The Gemara earlier (89a) discusses the question of whether a laborer is permitted to scorch the fruit (to make it tastier) and eat it, or whether he is prohibited from scorching the fruit just as he is prohibited from eating it with another condiment. Rava's statement seems to resolve this question of the Gemara. Dipping the fruit in salt (to make it tastier) is akin to scorching it with a flame and is, in fact, even more similar to eating it with a condiment. Thus, if the laborer is permitted to dip the fruit in salt, he certainly should be permitted to scorch it. Why, then, does the Gemara not answer its question based on Rava's statement?
(a) TOSFOS (DH Po'el) cites RABEINU TAM who answers that the Gemara never questions whether a laborer may scorch fruit that is completely edible in its present state; that is obviously permitted, because it merely enhances the taste of the fruit. The Gemara asks its question only with regard to fruit that is barely edible in its present state, which will become completely edible if the laborer scorches it. In such a case, is the act of scorching fruit like eating it with other condiments, since the scorching enables the laborer to eat a lot of the fruit, or is the act of scorching fruit (that is barely edible) permitted just as one may scorch fruit that is fully edible? Rava's statement, however, deals with whether one may salt fruit that is already fully edible, and therefore Rava's words provide no answer to the Gemara's original question.
(b) RASHI, however, understands that the Gemara's earlier question deals with scorching fruit even when the fruit is fully edible. TOSFOS therefore offers another answer (which is also the approach of the RAMBAN in Milchamos and the RITVA). Rava's statement refers specifically to a case in which the employer gives explicit permission to the laborer to eat the fruit. In such a case, the laborer may dip the fruit in salt even though doing so will cause him to eat more. However, Rava's ruling does not imply that the laborer is permitted to scorch the fruit in a case in which the employer did not expressly permit the laborer to eat the fruit (even though the Torah entitles the laborer to eat the fruit even without the employer's permission).

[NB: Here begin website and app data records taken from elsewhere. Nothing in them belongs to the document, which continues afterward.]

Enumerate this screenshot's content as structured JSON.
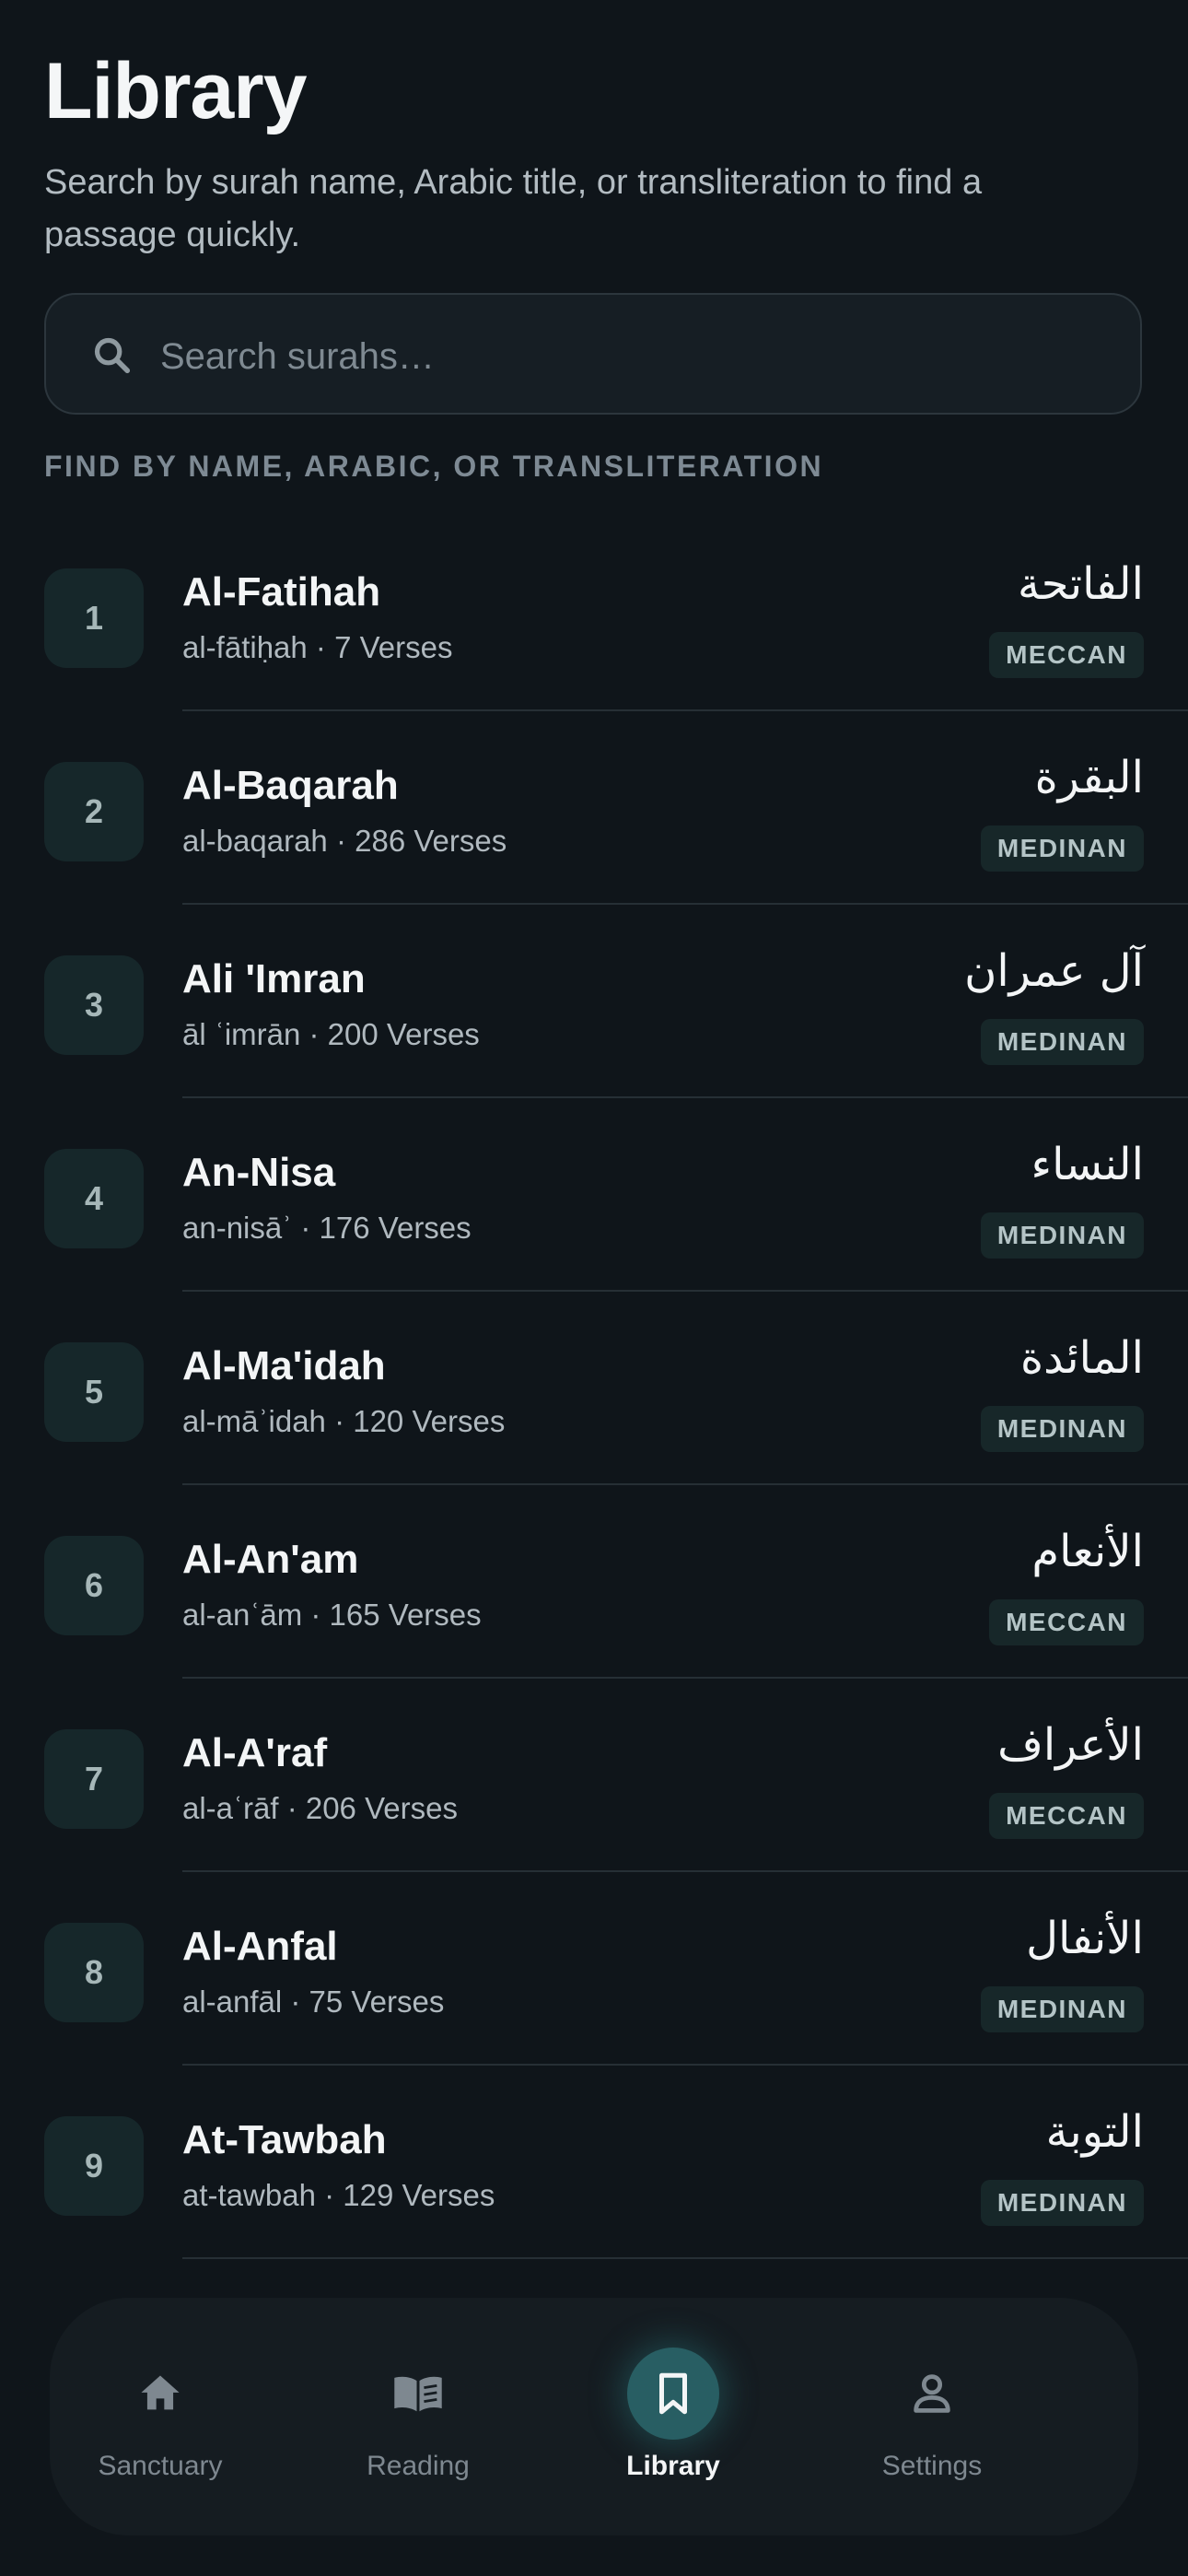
{
  "header": {
    "title": "Library",
    "subtitle": "Search by surah name, Arabic title, or transliteration to find a passage quickly."
  },
  "search": {
    "placeholder": "Search surahs…",
    "value": "",
    "icon": "search-icon"
  },
  "hint": "FIND BY NAME, ARABIC, OR TRANSLITERATION",
  "surahs": [
    {
      "number": "1",
      "name": "Al-Fatihah",
      "sub": "al-fātiḥah · 7 Verses",
      "arabic": "الفاتحة",
      "type": "MECCAN"
    },
    {
      "number": "2",
      "name": "Al-Baqarah",
      "sub": "al-baqarah · 286 Verses",
      "arabic": "البقرة",
      "type": "MEDINAN"
    },
    {
      "number": "3",
      "name": "Ali 'Imran",
      "sub": "āl ʿimrān · 200 Verses",
      "arabic": "آل عمران",
      "type": "MEDINAN"
    },
    {
      "number": "4",
      "name": "An-Nisa",
      "sub": "an-nisāʾ · 176 Verses",
      "arabic": "النساء",
      "type": "MEDINAN"
    },
    {
      "number": "5",
      "name": "Al-Ma'idah",
      "sub": "al-māʾidah · 120 Verses",
      "arabic": "المائدة",
      "type": "MEDINAN"
    },
    {
      "number": "6",
      "name": "Al-An'am",
      "sub": "al-anʿām · 165 Verses",
      "arabic": "الأنعام",
      "type": "MECCAN"
    },
    {
      "number": "7",
      "name": "Al-A'raf",
      "sub": "al-aʿrāf · 206 Verses",
      "arabic": "الأعراف",
      "type": "MECCAN"
    },
    {
      "number": "8",
      "name": "Al-Anfal",
      "sub": "al-anfāl · 75 Verses",
      "arabic": "الأنفال",
      "type": "MEDINAN"
    },
    {
      "number": "9",
      "name": "At-Tawbah",
      "sub": "at-tawbah · 129 Verses",
      "arabic": "التوبة",
      "type": "MEDINAN"
    }
  ],
  "nav": {
    "items": [
      {
        "label": "Sanctuary",
        "icon": "home-icon",
        "active": false
      },
      {
        "label": "Reading",
        "icon": "open-book-icon",
        "active": false
      },
      {
        "label": "Library",
        "icon": "bookmark-icon",
        "active": true
      },
      {
        "label": "Settings",
        "icon": "person-icon",
        "active": false
      }
    ]
  },
  "colors": {
    "background": "#0f151a",
    "accent": "#285e63",
    "badge_bg": "#172729"
  }
}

(c) The BA'AL HA'ME'OR disagrees with Tosfos and asserts that the Gemara's question indeed is answered by Rava's ruling. According to Rava, a laborer may scorch the fruit, just as a laborer may dip the fruit into salt. (I. Alsheich)